[[ Dataset excerpts open ]]
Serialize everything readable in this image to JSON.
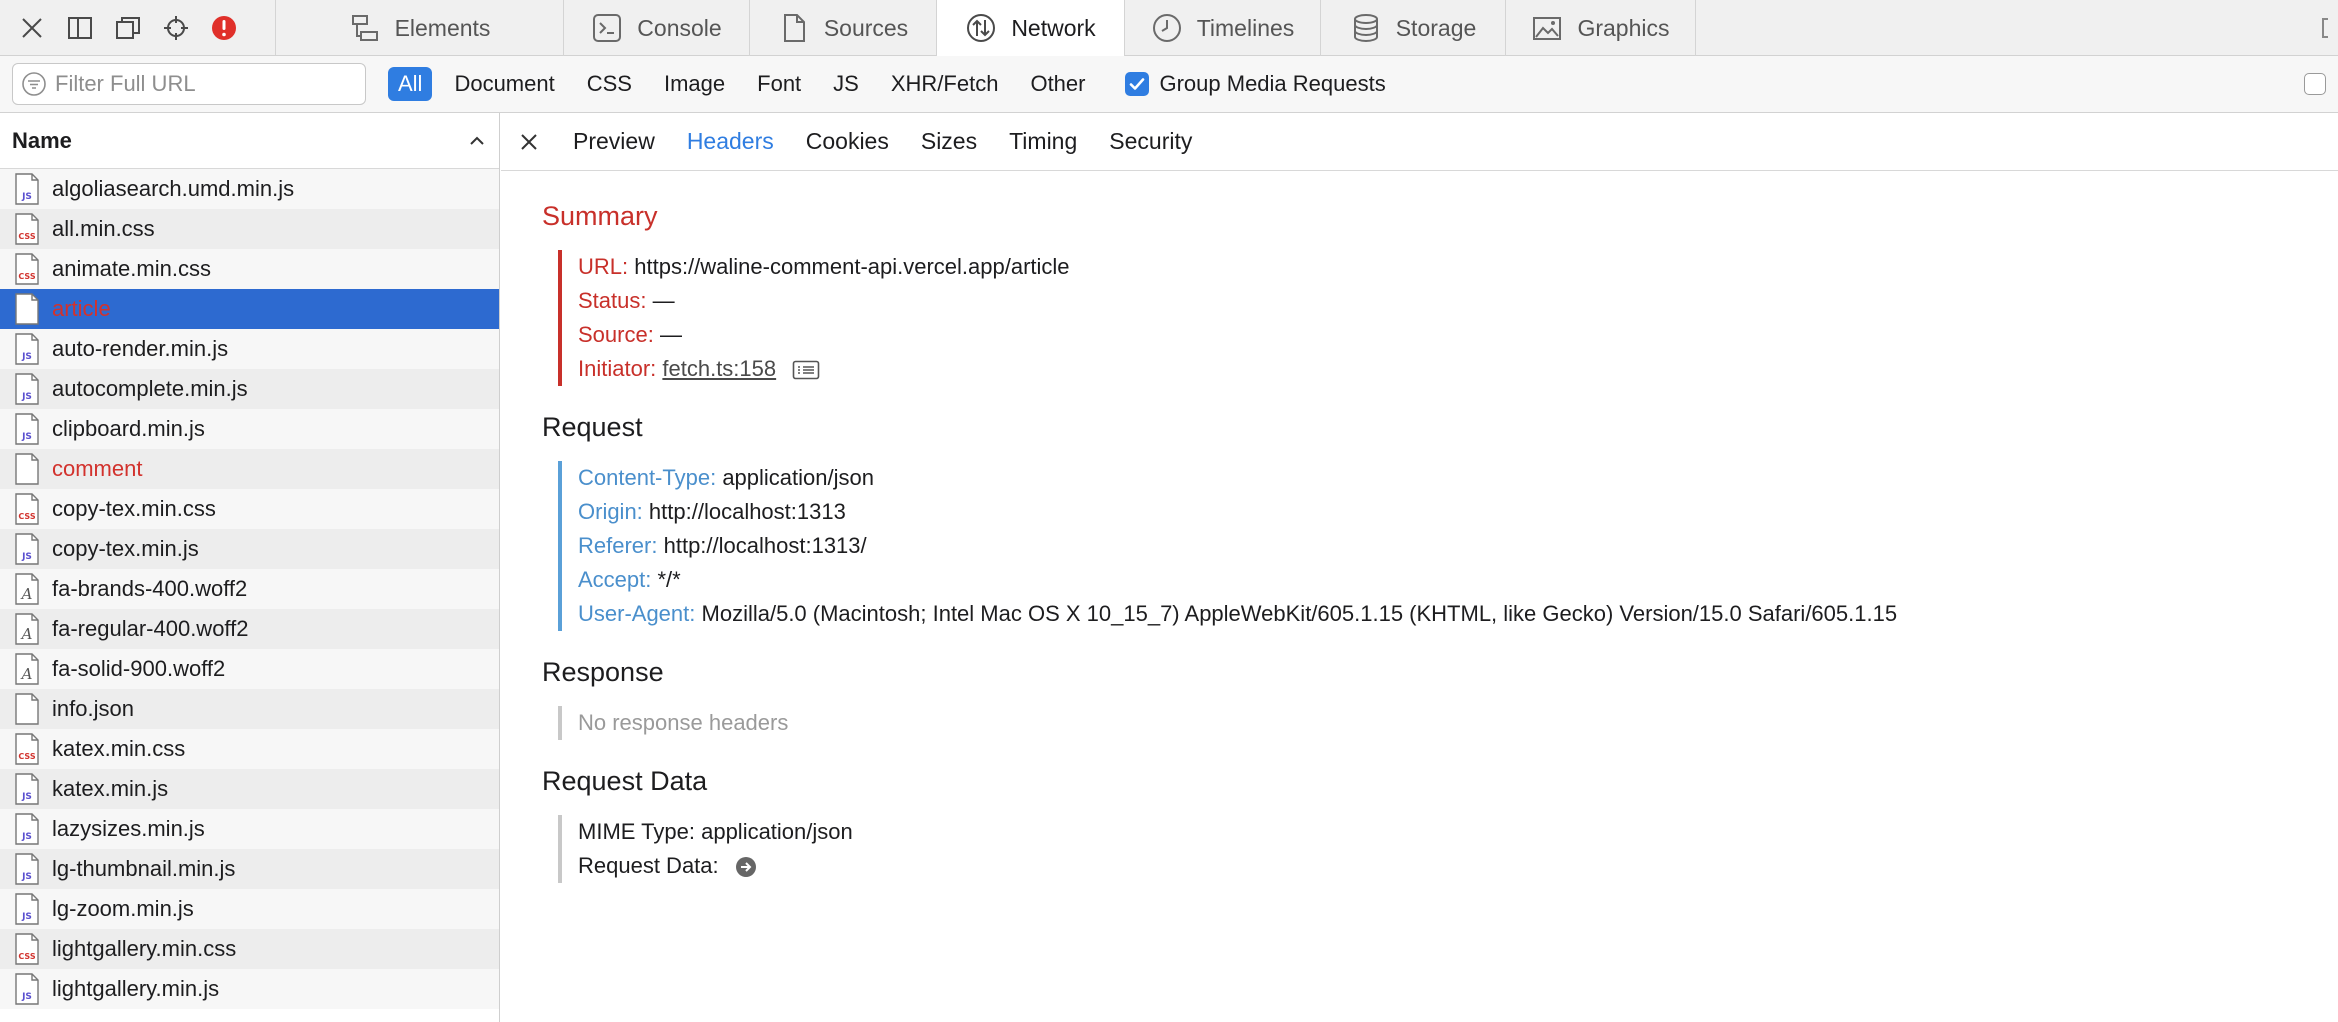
{
  "toolbar": {
    "tabs": [
      {
        "label": "Elements",
        "icon": "elements-icon"
      },
      {
        "label": "Console",
        "icon": "console-icon"
      },
      {
        "label": "Sources",
        "icon": "sources-icon"
      },
      {
        "label": "Network",
        "icon": "network-icon"
      },
      {
        "label": "Timelines",
        "icon": "timelines-icon"
      },
      {
        "label": "Storage",
        "icon": "storage-icon"
      },
      {
        "label": "Graphics",
        "icon": "graphics-icon"
      }
    ],
    "active_tab": "Network",
    "error_color": "#e0302a"
  },
  "filter": {
    "placeholder": "Filter Full URL",
    "types": [
      "All",
      "Document",
      "CSS",
      "Image",
      "Font",
      "JS",
      "XHR/Fetch",
      "Other"
    ],
    "active_type": "All",
    "group_media_label": "Group Media Requests",
    "group_media_checked": true
  },
  "list": {
    "header": "Name",
    "items": [
      {
        "name": "algoliasearch.umd.min.js",
        "type": "js"
      },
      {
        "name": "all.min.css",
        "type": "css"
      },
      {
        "name": "animate.min.css",
        "type": "css"
      },
      {
        "name": "article",
        "type": "doc",
        "selected": true,
        "error": true
      },
      {
        "name": "auto-render.min.js",
        "type": "js"
      },
      {
        "name": "autocomplete.min.js",
        "type": "js"
      },
      {
        "name": "clipboard.min.js",
        "type": "js"
      },
      {
        "name": "comment",
        "type": "doc",
        "error": true
      },
      {
        "name": "copy-tex.min.css",
        "type": "css"
      },
      {
        "name": "copy-tex.min.js",
        "type": "js"
      },
      {
        "name": "fa-brands-400.woff2",
        "type": "font"
      },
      {
        "name": "fa-regular-400.woff2",
        "type": "font"
      },
      {
        "name": "fa-solid-900.woff2",
        "type": "font"
      },
      {
        "name": "info.json",
        "type": "doc"
      },
      {
        "name": "katex.min.css",
        "type": "css"
      },
      {
        "name": "katex.min.js",
        "type": "js"
      },
      {
        "name": "lazysizes.min.js",
        "type": "js"
      },
      {
        "name": "lg-thumbnail.min.js",
        "type": "js"
      },
      {
        "name": "lg-zoom.min.js",
        "type": "js"
      },
      {
        "name": "lightgallery.min.css",
        "type": "css"
      },
      {
        "name": "lightgallery.min.js",
        "type": "js"
      }
    ]
  },
  "details": {
    "tabs": [
      "Preview",
      "Headers",
      "Cookies",
      "Sizes",
      "Timing",
      "Security"
    ],
    "active_tab": "Headers",
    "summary": {
      "title": "Summary",
      "url_label": "URL:",
      "url": "https://waline-comment-api.vercel.app/article",
      "status_label": "Status:",
      "status": "—",
      "source_label": "Source:",
      "source": "—",
      "initiator_label": "Initiator:",
      "initiator": "fetch.ts:158"
    },
    "request": {
      "title": "Request",
      "headers": [
        {
          "key": "Content-Type:",
          "value": "application/json"
        },
        {
          "key": "Origin:",
          "value": "http://localhost:1313"
        },
        {
          "key": "Referer:",
          "value": "http://localhost:1313/"
        },
        {
          "key": "Accept:",
          "value": "*/*"
        },
        {
          "key": "User-Agent:",
          "value": "Mozilla/5.0 (Macintosh; Intel Mac OS X 10_15_7) AppleWebKit/605.1.15 (KHTML, like Gecko) Version/15.0 Safari/605.1.15"
        }
      ]
    },
    "response": {
      "title": "Response",
      "empty": "No response headers"
    },
    "request_data": {
      "title": "Request Data",
      "mime_label": "MIME Type:",
      "mime": "application/json",
      "data_label": "Request Data:"
    }
  }
}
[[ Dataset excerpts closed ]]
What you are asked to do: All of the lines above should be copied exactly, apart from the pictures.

Task response:
Serialize everything readable in this image to JSON.
{
  "toolbar": {
    "tabs": [
      {
        "label": "Elements",
        "icon": "elements-icon"
      },
      {
        "label": "Console",
        "icon": "console-icon"
      },
      {
        "label": "Sources",
        "icon": "sources-icon"
      },
      {
        "label": "Network",
        "icon": "network-icon"
      },
      {
        "label": "Timelines",
        "icon": "timelines-icon"
      },
      {
        "label": "Storage",
        "icon": "storage-icon"
      },
      {
        "label": "Graphics",
        "icon": "graphics-icon"
      }
    ],
    "active_tab": "Network",
    "error_color": "#e0302a"
  },
  "filter": {
    "placeholder": "Filter Full URL",
    "types": [
      "All",
      "Document",
      "CSS",
      "Image",
      "Font",
      "JS",
      "XHR/Fetch",
      "Other"
    ],
    "active_type": "All",
    "group_media_label": "Group Media Requests",
    "group_media_checked": true
  },
  "list": {
    "header": "Name",
    "items": [
      {
        "name": "algoliasearch.umd.min.js",
        "type": "js"
      },
      {
        "name": "all.min.css",
        "type": "css"
      },
      {
        "name": "animate.min.css",
        "type": "css"
      },
      {
        "name": "article",
        "type": "doc",
        "selected": true,
        "error": true
      },
      {
        "name": "auto-render.min.js",
        "type": "js"
      },
      {
        "name": "autocomplete.min.js",
        "type": "js"
      },
      {
        "name": "clipboard.min.js",
        "type": "js"
      },
      {
        "name": "comment",
        "type": "doc",
        "error": true
      },
      {
        "name": "copy-tex.min.css",
        "type": "css"
      },
      {
        "name": "copy-tex.min.js",
        "type": "js"
      },
      {
        "name": "fa-brands-400.woff2",
        "type": "font"
      },
      {
        "name": "fa-regular-400.woff2",
        "type": "font"
      },
      {
        "name": "fa-solid-900.woff2",
        "type": "font"
      },
      {
        "name": "info.json",
        "type": "doc"
      },
      {
        "name": "katex.min.css",
        "type": "css"
      },
      {
        "name": "katex.min.js",
        "type": "js"
      },
      {
        "name": "lazysizes.min.js",
        "type": "js"
      },
      {
        "name": "lg-thumbnail.min.js",
        "type": "js"
      },
      {
        "name": "lg-zoom.min.js",
        "type": "js"
      },
      {
        "name": "lightgallery.min.css",
        "type": "css"
      },
      {
        "name": "lightgallery.min.js",
        "type": "js"
      }
    ]
  },
  "details": {
    "tabs": [
      "Preview",
      "Headers",
      "Cookies",
      "Sizes",
      "Timing",
      "Security"
    ],
    "active_tab": "Headers",
    "summary": {
      "title": "Summary",
      "url_label": "URL:",
      "url": "https://waline-comment-api.vercel.app/article",
      "status_label": "Status:",
      "status": "—",
      "source_label": "Source:",
      "source": "—",
      "initiator_label": "Initiator:",
      "initiator": "fetch.ts:158"
    },
    "request": {
      "title": "Request",
      "headers": [
        {
          "key": "Content-Type:",
          "value": "application/json"
        },
        {
          "key": "Origin:",
          "value": "http://localhost:1313"
        },
        {
          "key": "Referer:",
          "value": "http://localhost:1313/"
        },
        {
          "key": "Accept:",
          "value": "*/*"
        },
        {
          "key": "User-Agent:",
          "value": "Mozilla/5.0 (Macintosh; Intel Mac OS X 10_15_7) AppleWebKit/605.1.15 (KHTML, like Gecko) Version/15.0 Safari/605.1.15"
        }
      ]
    },
    "response": {
      "title": "Response",
      "empty": "No response headers"
    },
    "request_data": {
      "title": "Request Data",
      "mime_label": "MIME Type:",
      "mime": "application/json",
      "data_label": "Request Data:"
    }
  }
}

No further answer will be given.